12 2008 Asia-Pacific region biennales include the 1st Asia Triennial Manchester, 15th Biennale of Sydney, 7th Gwangju Biennale, 5th Busan Biennale, 3rd Guangzhou Triennial, 7th Shanghai Biennale, 2nd Singapore Biennale, 5th Media City Seoul, 3rd Yokohama Triennale, and the 6th Taipei Biennial.
“2008 Asian Biennales,” Art in Asia, March/April 2008, 67.
13 These shows reveal the tensions of the politics of translation and transnationalism. These shows also reveal a concerted political and ideological effort to reshift the geography as well as the creative and critical terms of aesthetic engagement. “I wanted to imagine Asia as part of the new destination of the evolving system of global art and cultural markets,” states Okwui Enwezor, curator of the 2008 Gwangju Bienale. Tim Griffin, “The Medium and the Message: Tim Griffin Talks with Okwui Enwezor about the Gwangju Biennale,” Artforum, September 2008, 234.
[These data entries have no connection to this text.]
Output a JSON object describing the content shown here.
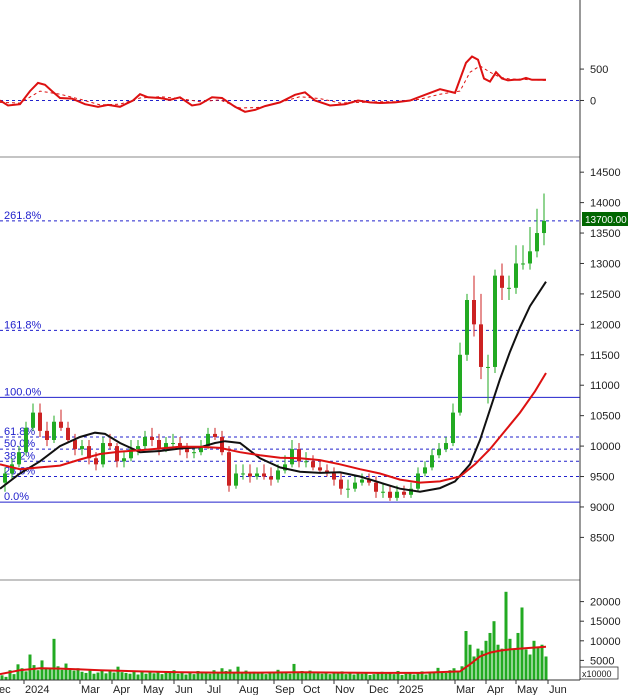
{
  "colors": {
    "up": "#22aa22",
    "down": "#cc2222",
    "ma_fast": "#111111",
    "ma_slow": "#dd1111",
    "oscillator": "#dd1111",
    "fib": "#2222cc",
    "price_tag_bg": "#006600"
  },
  "price_tag": "13700.00",
  "volume_unit": "x10000",
  "x_labels": [
    "ec",
    "2024",
    "Mar",
    "Apr",
    "May",
    "Jun",
    "Jul",
    "Aug",
    "Sep",
    "Oct",
    "Nov",
    "Dec",
    "2025",
    "Mar",
    "Apr",
    "May",
    "Jun"
  ],
  "chart_data": [
    {
      "type": "line",
      "panel": "oscillator",
      "ylim": [
        -900,
        1600
      ],
      "yticks": [
        "500",
        "0"
      ],
      "series": [
        {
          "style": "solid",
          "x": [
            0,
            8,
            20,
            30,
            38,
            45,
            52,
            60,
            72,
            85,
            98,
            108,
            120,
            133,
            140,
            148,
            160,
            170,
            180,
            192,
            200,
            212,
            222,
            235,
            245,
            255,
            265,
            280,
            295,
            305,
            315,
            330,
            345,
            358,
            370,
            380,
            395,
            410,
            425,
            440,
            455,
            466,
            472,
            478,
            484,
            490,
            496,
            502,
            508,
            514,
            520,
            526,
            532,
            538,
            546
          ],
          "y": [
            0,
            -80,
            -60,
            150,
            280,
            250,
            150,
            40,
            30,
            -60,
            -100,
            -70,
            -100,
            0,
            100,
            50,
            40,
            10,
            50,
            -80,
            -60,
            50,
            40,
            -100,
            -180,
            -150,
            -90,
            -30,
            90,
            130,
            0,
            -80,
            -60,
            0,
            -30,
            -40,
            -30,
            0,
            90,
            180,
            120,
            600,
            700,
            650,
            350,
            300,
            450,
            350,
            320,
            330,
            330,
            360,
            330,
            330,
            330
          ]
        },
        {
          "style": "dashed",
          "x": [
            0,
            20,
            40,
            60,
            80,
            100,
            120,
            140,
            160,
            180,
            200,
            220,
            240,
            260,
            280,
            300,
            320,
            340,
            360,
            380,
            400,
            420,
            440,
            460,
            470,
            480,
            490,
            500,
            510,
            520,
            530,
            546
          ],
          "y": [
            -30,
            -40,
            150,
            100,
            20,
            -70,
            -60,
            40,
            60,
            30,
            -20,
            10,
            -120,
            -110,
            -30,
            60,
            30,
            -40,
            -30,
            -20,
            -20,
            20,
            100,
            150,
            450,
            550,
            450,
            370,
            340,
            340,
            330,
            320
          ]
        }
      ]
    },
    {
      "type": "line",
      "panel": "price",
      "ylim": [
        7800,
        14700
      ],
      "yticks": [
        "14500",
        "14000",
        "13500",
        "13000",
        "12500",
        "12000",
        "11500",
        "11000",
        "10500",
        "10000",
        "9500",
        "9000",
        "8500"
      ],
      "fibonacci": [
        {
          "label": "261.8%",
          "value": 13700
        },
        {
          "label": "161.8%",
          "value": 11900
        },
        {
          "label": "100.0%",
          "value": 10800
        },
        {
          "label": "61.8%",
          "value": 10150
        },
        {
          "label": "50.0%",
          "value": 9950
        },
        {
          "label": "38.2%",
          "value": 9750
        },
        {
          "label": "23.6%",
          "value": 9500
        },
        {
          "label": "0.0%",
          "value": 9080
        }
      ],
      "candles": {
        "x": [
          5,
          12,
          19,
          26,
          33,
          40,
          47,
          54,
          61,
          68,
          75,
          82,
          89,
          96,
          103,
          110,
          117,
          124,
          131,
          138,
          145,
          152,
          159,
          166,
          173,
          180,
          187,
          194,
          201,
          208,
          215,
          222,
          229,
          236,
          243,
          250,
          257,
          264,
          271,
          278,
          285,
          292,
          299,
          306,
          313,
          320,
          327,
          334,
          341,
          348,
          355,
          362,
          369,
          376,
          383,
          390,
          397,
          404,
          411,
          418,
          425,
          432,
          439,
          446,
          453,
          460,
          467,
          474,
          481,
          488,
          495,
          502,
          509,
          516,
          523,
          530,
          537,
          544
        ],
        "open": [
          9400,
          9550,
          9700,
          9900,
          10300,
          10550,
          10250,
          10100,
          10400,
          10300,
          10100,
          9950,
          10000,
          9800,
          9700,
          10050,
          10000,
          9750,
          9800,
          9950,
          10000,
          10150,
          10100,
          9950,
          10050,
          10050,
          9950,
          9900,
          9900,
          10000,
          10200,
          10150,
          9900,
          9350,
          9550,
          9550,
          9500,
          9550,
          9500,
          9450,
          9600,
          9700,
          9950,
          9750,
          9750,
          9650,
          9600,
          9550,
          9450,
          9300,
          9300,
          9400,
          9450,
          9400,
          9250,
          9250,
          9150,
          9250,
          9200,
          9300,
          9550,
          9650,
          9850,
          9950,
          10050,
          10550,
          11500,
          12400,
          12000,
          11300,
          11300,
          12800,
          12600,
          12600,
          13000,
          13000,
          13200,
          13500
        ],
        "close": [
          9550,
          9700,
          9900,
          10300,
          10550,
          10250,
          10100,
          10400,
          10300,
          10100,
          9950,
          10000,
          9800,
          9700,
          10050,
          10000,
          9750,
          9800,
          9950,
          10000,
          10150,
          10100,
          9950,
          10050,
          10050,
          9950,
          9900,
          9900,
          10000,
          10200,
          10150,
          9900,
          9350,
          9550,
          9550,
          9500,
          9550,
          9500,
          9450,
          9600,
          9700,
          9950,
          9750,
          9750,
          9650,
          9600,
          9550,
          9450,
          9300,
          9300,
          9400,
          9450,
          9400,
          9250,
          9250,
          9150,
          9250,
          9200,
          9300,
          9550,
          9650,
          9850,
          9950,
          10050,
          10550,
          11500,
          12400,
          12000,
          11300,
          11300,
          12800,
          12600,
          12600,
          13000,
          13000,
          13200,
          13500,
          13700
        ],
        "high": [
          9650,
          9800,
          10000,
          10400,
          10700,
          10700,
          10400,
          10500,
          10600,
          10400,
          10200,
          10100,
          10100,
          9900,
          10150,
          10200,
          10050,
          9900,
          10100,
          10100,
          10250,
          10300,
          10200,
          10150,
          10200,
          10150,
          10050,
          10000,
          10100,
          10300,
          10300,
          10250,
          10000,
          9700,
          9700,
          9700,
          9650,
          9700,
          9650,
          9700,
          9850,
          10100,
          10050,
          9900,
          9850,
          9750,
          9700,
          9650,
          9550,
          9450,
          9500,
          9550,
          9550,
          9500,
          9400,
          9350,
          9350,
          9350,
          9400,
          9650,
          9750,
          9950,
          10050,
          10150,
          10700,
          11700,
          12500,
          12800,
          12500,
          11500,
          12900,
          13000,
          12800,
          13300,
          13300,
          13600,
          13900,
          14150
        ],
        "low": [
          9250,
          9450,
          9650,
          9850,
          10250,
          10150,
          10000,
          10050,
          10250,
          10050,
          9850,
          9850,
          9700,
          9600,
          9650,
          9950,
          9650,
          9650,
          9750,
          9850,
          9950,
          10000,
          9850,
          9900,
          9950,
          9850,
          9800,
          9800,
          9850,
          9950,
          10100,
          9850,
          9250,
          9300,
          9450,
          9400,
          9450,
          9450,
          9350,
          9400,
          9550,
          9650,
          9650,
          9650,
          9600,
          9550,
          9500,
          9350,
          9200,
          9150,
          9250,
          9350,
          9350,
          9150,
          9150,
          9100,
          9100,
          9150,
          9150,
          9250,
          9500,
          9600,
          9800,
          9900,
          10000,
          10500,
          11400,
          11800,
          11100,
          10700,
          11200,
          12400,
          12400,
          12500,
          12900,
          12900,
          13100,
          13300
        ]
      },
      "series": [
        {
          "name": "MA fast",
          "x": [
            0,
            20,
            40,
            60,
            80,
            95,
            105,
            120,
            140,
            160,
            180,
            200,
            215,
            225,
            240,
            260,
            280,
            300,
            320,
            340,
            360,
            380,
            400,
            420,
            440,
            455,
            470,
            480,
            490,
            500,
            510,
            520,
            530,
            546
          ],
          "y": [
            9300,
            9550,
            9750,
            10000,
            10150,
            10220,
            10200,
            10050,
            9900,
            9920,
            9960,
            9980,
            10050,
            10080,
            10050,
            9800,
            9650,
            9580,
            9560,
            9570,
            9500,
            9400,
            9300,
            9250,
            9310,
            9420,
            9700,
            10100,
            10600,
            11100,
            11550,
            11950,
            12300,
            12700
          ]
        },
        {
          "name": "MA slow",
          "x": [
            0,
            20,
            40,
            60,
            80,
            100,
            120,
            140,
            160,
            180,
            200,
            220,
            240,
            260,
            280,
            300,
            320,
            340,
            360,
            380,
            400,
            420,
            440,
            460,
            475,
            490,
            505,
            520,
            535,
            546
          ],
          "y": [
            9700,
            9620,
            9650,
            9680,
            9780,
            9870,
            9910,
            9930,
            9960,
            9990,
            9990,
            9970,
            9900,
            9850,
            9810,
            9800,
            9770,
            9700,
            9620,
            9550,
            9450,
            9400,
            9420,
            9500,
            9700,
            9950,
            10250,
            10550,
            10900,
            11200
          ]
        }
      ]
    },
    {
      "type": "bar",
      "panel": "volume",
      "ylim": [
        0,
        25000
      ],
      "yticks": [
        "20000",
        "15000",
        "10000",
        "5000"
      ],
      "x": [
        2,
        6,
        10,
        14,
        18,
        22,
        26,
        30,
        34,
        38,
        42,
        46,
        50,
        54,
        58,
        62,
        66,
        70,
        74,
        78,
        82,
        86,
        90,
        94,
        98,
        102,
        106,
        110,
        114,
        118,
        122,
        126,
        130,
        134,
        138,
        142,
        146,
        150,
        154,
        158,
        162,
        166,
        170,
        174,
        178,
        182,
        186,
        190,
        194,
        198,
        202,
        206,
        210,
        214,
        218,
        222,
        226,
        230,
        234,
        238,
        242,
        246,
        250,
        254,
        258,
        262,
        266,
        270,
        274,
        278,
        282,
        286,
        290,
        294,
        298,
        302,
        306,
        310,
        314,
        318,
        322,
        326,
        330,
        334,
        338,
        342,
        346,
        350,
        354,
        358,
        362,
        366,
        370,
        374,
        378,
        382,
        386,
        390,
        394,
        398,
        402,
        406,
        410,
        414,
        418,
        422,
        426,
        430,
        434,
        438,
        442,
        446,
        450,
        454,
        458,
        462,
        466,
        470,
        474,
        478,
        482,
        486,
        490,
        494,
        498,
        502,
        506,
        510,
        514,
        518,
        522,
        526,
        530,
        534,
        538,
        542,
        546
      ],
      "values": [
        1200,
        800,
        2500,
        1500,
        4000,
        3000,
        2200,
        6500,
        3800,
        2500,
        5000,
        3200,
        2800,
        10500,
        3500,
        2600,
        4200,
        2800,
        2400,
        3000,
        2100,
        1800,
        2400,
        1600,
        1900,
        2300,
        1700,
        2600,
        1900,
        3400,
        2000,
        1800,
        1600,
        2200,
        1400,
        2400,
        1600,
        2000,
        1700,
        2300,
        1500,
        1900,
        1800,
        2500,
        1600,
        2100,
        1400,
        1800,
        1500,
        2300,
        1700,
        2000,
        1600,
        2500,
        1900,
        3000,
        2300,
        2700,
        1900,
        3400,
        1800,
        2400,
        1700,
        2100,
        1900,
        1700,
        1500,
        2000,
        1700,
        2600,
        1800,
        2100,
        1600,
        4100,
        1900,
        2300,
        1800,
        2400,
        1700,
        2000,
        1600,
        1800,
        1500,
        1900,
        1700,
        2200,
        1500,
        1800,
        1400,
        2000,
        1600,
        1800,
        1300,
        1500,
        1700,
        2100,
        1600,
        1800,
        1500,
        2300,
        1300,
        1600,
        1800,
        1400,
        1700,
        2200,
        1400,
        1700,
        2000,
        3100,
        1900,
        1800,
        2500,
        3000,
        2200,
        3500,
        12500,
        9000,
        6000,
        8000,
        7500,
        10000,
        12000,
        15000,
        9000,
        8000,
        22500,
        10500,
        8000,
        12000,
        18500,
        7800,
        6500,
        10000,
        8500,
        9000,
        6000
      ],
      "series": [
        {
          "name": "MA",
          "x": [
            0,
            20,
            40,
            60,
            80,
            100,
            140,
            180,
            220,
            260,
            300,
            340,
            380,
            420,
            460,
            470,
            480,
            490,
            500,
            510,
            520,
            530,
            546
          ],
          "y": [
            1500,
            2500,
            3000,
            2900,
            2700,
            2500,
            2200,
            2000,
            1900,
            1900,
            2000,
            1900,
            1800,
            1800,
            2200,
            4000,
            6000,
            7000,
            7500,
            7800,
            8000,
            8200,
            8500
          ]
        }
      ]
    }
  ]
}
14 This statement was made by Azman Mokhtar, Managing Director of the Malaysian government’s investment holding arm. The West, particularly the United States, is now a faltering empire, and new economic giants have emerged in its long shadow. Kai Bucher, “Asia needs strong voice for global action on food, energy, and finance, say leaders at opening of World Economic Forum on East Asia.” World Economic Forum, http://www.weforum.org/en/media/Latest%20Press%20Releases/
EA08OpeningPR, December 20, 2008.
15 In his lecture entitled “Of Other Spaces,” Foucault states that between utopias, “unreal spaces,” and heterotopias—“real sites” such as cemeteries, prisons, museums, theaters, libraries, brothels, ships (changeable in their forms, but more or less cohesive in their respective functions)—lies the mirror, a space of absence and presence, both utopic and heterotopic. Michel Foucault, “Of Other Spaces,”
trans. Jay Miskowiec republished in Diacritics, Spring 1986, 116–125.
16 It seems important here to mention to an interview published on artnet.com between Greek art critic Augustine Zenakos and Rosa Martinez, artistic co-director of the 51st Venice Biennale. In this interview, Augustine Zenakos mentioned an advertising slogan of David Kroff, the president of the Foundation La Biennale di Venezia: “There are people who cannot come to Venice, so we will take Venice to them.” See Augustine Zenakos, “Talking a Little Further,” http://www.artnet.com/magazineus/features/zenakos/zenakos8-2-05.asp.